Muslim Tensions Run High After Ramadan Raid by Police

The Australian (Sydney), September 10, 2009

COMMUNITY tensions are running high in the western Sydney suburb of Auburn after police from the Middle Eastern organised crime squad raided four houses during the Muslim festival of Ramadan.

The raids on Tuesday evening prompted a gathering of about 150 mostly Middle Eastern youths and then the arrival of about 100 police.

Police have denied their timing was culturally insensitive and labelled angry mobs who threatened police during the raids as “cowardly”.

Auburn mayor Irene Simms yesterday said she did not know the ethnicity of those arrested by police, but said locals were sick of a trouble-making minority dragging down the suburb’s name.

She said protests about the interruptions of religious rituals were “no excuse” in the face of criminal allegations, adding that immigrants to Australia caught breaking their citizenship oath by committing crimes should be kicked out of the country.

“I think the police did an exceptional job in this situation,” Ms Simms said. “No religion condones breaking the law.”

Detectives from the Middle Eastern organised crime squad seized a hand gun, stun guns, cannabis, ecstasy, pills, a large sum of cash and ammunition from three residences in Cumberland Road and one home in Normanby Street, in Auburn, at about 6pm on Tuesday. This is the time Muslims observing Ramadan break their daily fast.

As news of the raids spread, an angry crowd of up to 150 people gathered on Cumberland Rd, prompting detectives to call in the riot squad, the dog squad and Polair.

Police said the crowd was dispersed after a standoff and three people were arrested.

A heavily-tattooed Lebanese local, who asked to remain anonymous because his police record was “as long as the street”, said police in Auburn were racist and should have had the courtesy not to interrupt

the breaking of a fast during Ramadan.

“They target the same families, they don’t care if your mum’s in the shower, they’ve got no respect,” he said.

Detective Chief Superintendent Ken McKay made no apology for the raids, saying search warrants were executed in response to a shooting incident on the weekend. The man injured in the shooting had refused to co-operate with police in their investigations, but Superintendent McKay said police had “a very good idea of what occurred and why”.

Police allege a police officer was punched in the face during the raids by a 25-year-old man, who was yesterday granted bail after being charged with one count of wounding an officer and two counts of assaulting police.

A 17-year-old boy arrested in the raids, also charged with assault, was granted bail to appear in Parramatta Children’s Court on September 29.

A woman was also arrested and is expected to face charges in the future.

Topics:

Share This

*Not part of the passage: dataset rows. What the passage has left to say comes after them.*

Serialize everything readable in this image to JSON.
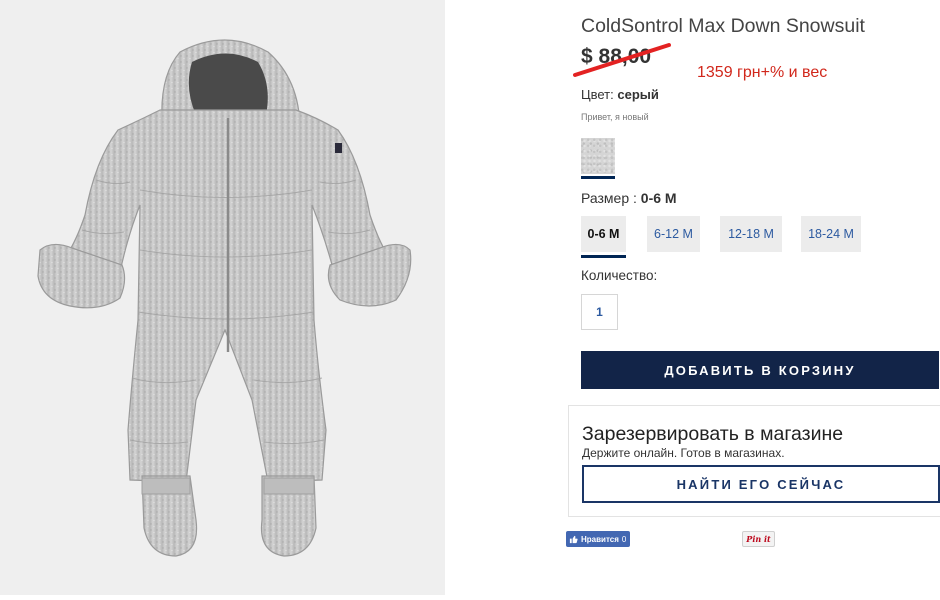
{
  "product": {
    "title": "ColdSontrol Max Down Snowsuit",
    "price": "$ 88,00",
    "note": "1359 грн+% и вес",
    "color_label": "Цвет:",
    "color_value": "серый",
    "hint": "Привет, я новый",
    "size_label": "Размер :",
    "size_value": "0-6 M",
    "sizes": [
      "0-6 M",
      "6-12 M",
      "12-18 M",
      "18-24 M"
    ],
    "quantity_label": "Количество:",
    "quantity_value": "1",
    "add_to_cart": "ДОБАВИТЬ В КОРЗИНУ"
  },
  "reserve": {
    "title": "Зарезервировать в магазине",
    "subtitle": "Держите онлайн. Готов в магазинах.",
    "button": "НАЙТИ ЕГО СЕЙЧАС"
  },
  "social": {
    "like_label": "Нравится",
    "like_count": "0",
    "pin_label": "Pin it"
  },
  "colors": {
    "primary_button": "#122448",
    "accent_blue": "#2c5aa0",
    "strike_red": "#e32222",
    "note_red": "#d1271b"
  }
}
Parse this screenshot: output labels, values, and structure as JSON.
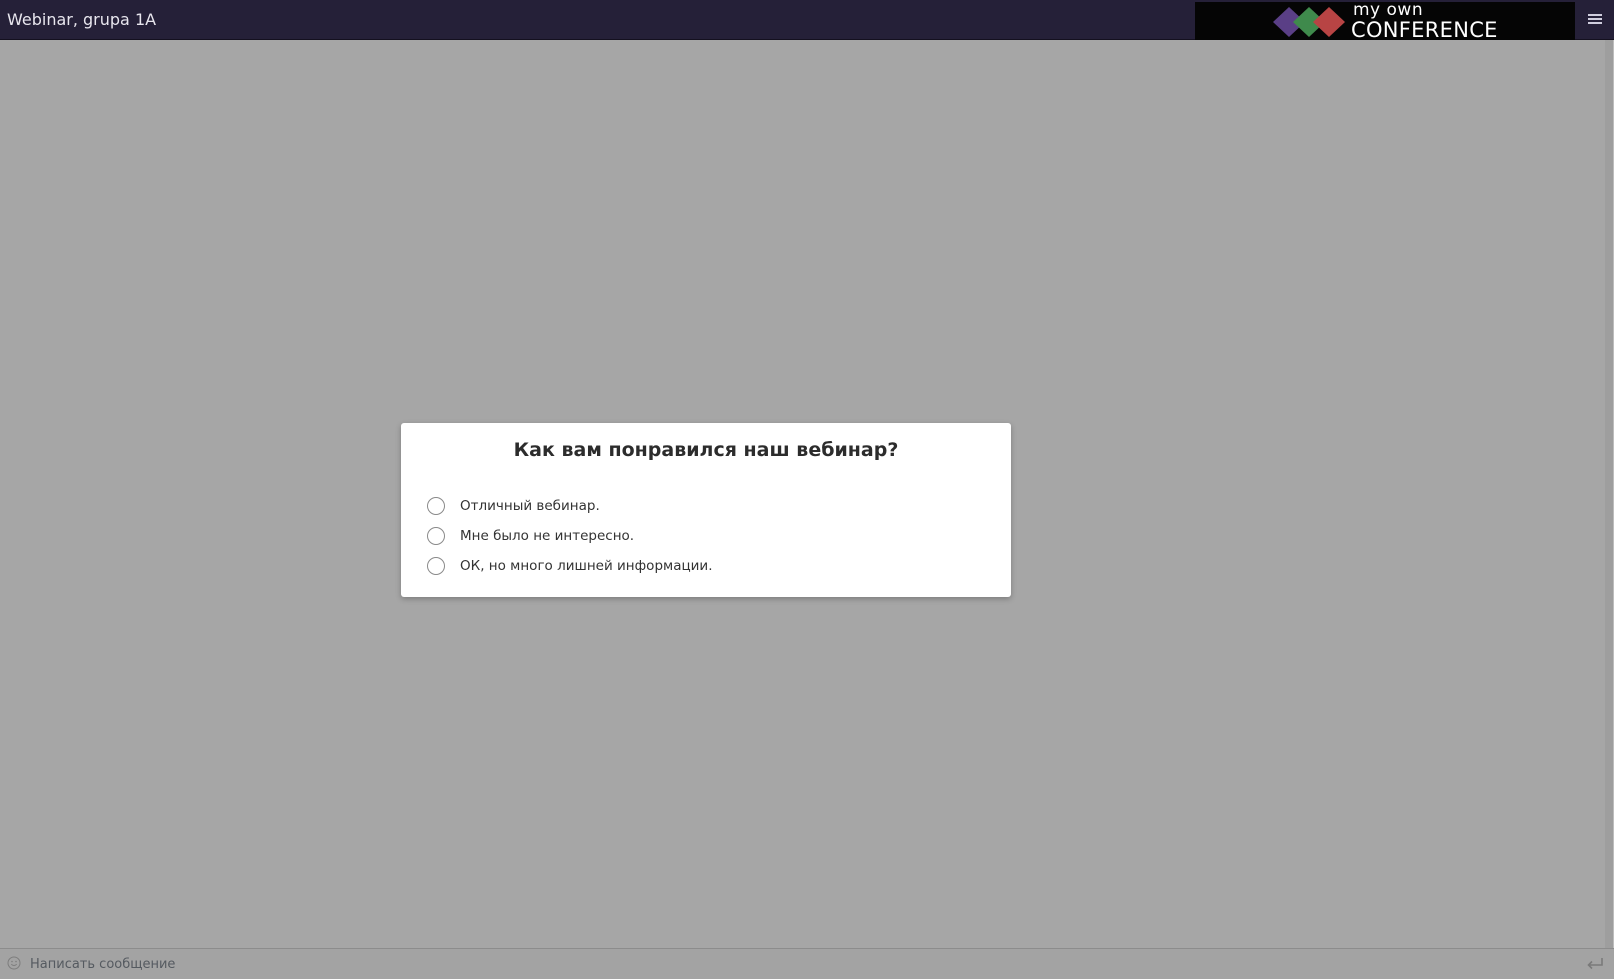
{
  "header": {
    "title": "Webinar, grupa 1A",
    "logo": {
      "line1": "my own",
      "line2": "CONFERENCE",
      "colors": [
        "#5a3f86",
        "#3f8a4c",
        "#b84444"
      ]
    },
    "menu_icon": "hamburger-menu-icon"
  },
  "poll": {
    "question": "Как вам понравился наш вебинар?",
    "options": [
      {
        "label": "Отличный вебинар."
      },
      {
        "label": "Мне было не интересно."
      },
      {
        "label": "ОК, но много лишней информации."
      }
    ]
  },
  "chat": {
    "placeholder": "Написать сообщение",
    "emoji_icon": "smile-icon",
    "send_icon": "enter-send-icon"
  },
  "colors": {
    "topbar": "#252038",
    "overlay": "#a6a6a6",
    "dialog": "#ffffff"
  }
}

We welcome comments that add information or perspective, and we encourage polite debate. If you log in with a social media account, your comment should appear immediately. If you prefer to remain anonymous, you may comment as a guest, using a name and an e-mail address of convenience. Your comment will be moderated.

Comments are closed.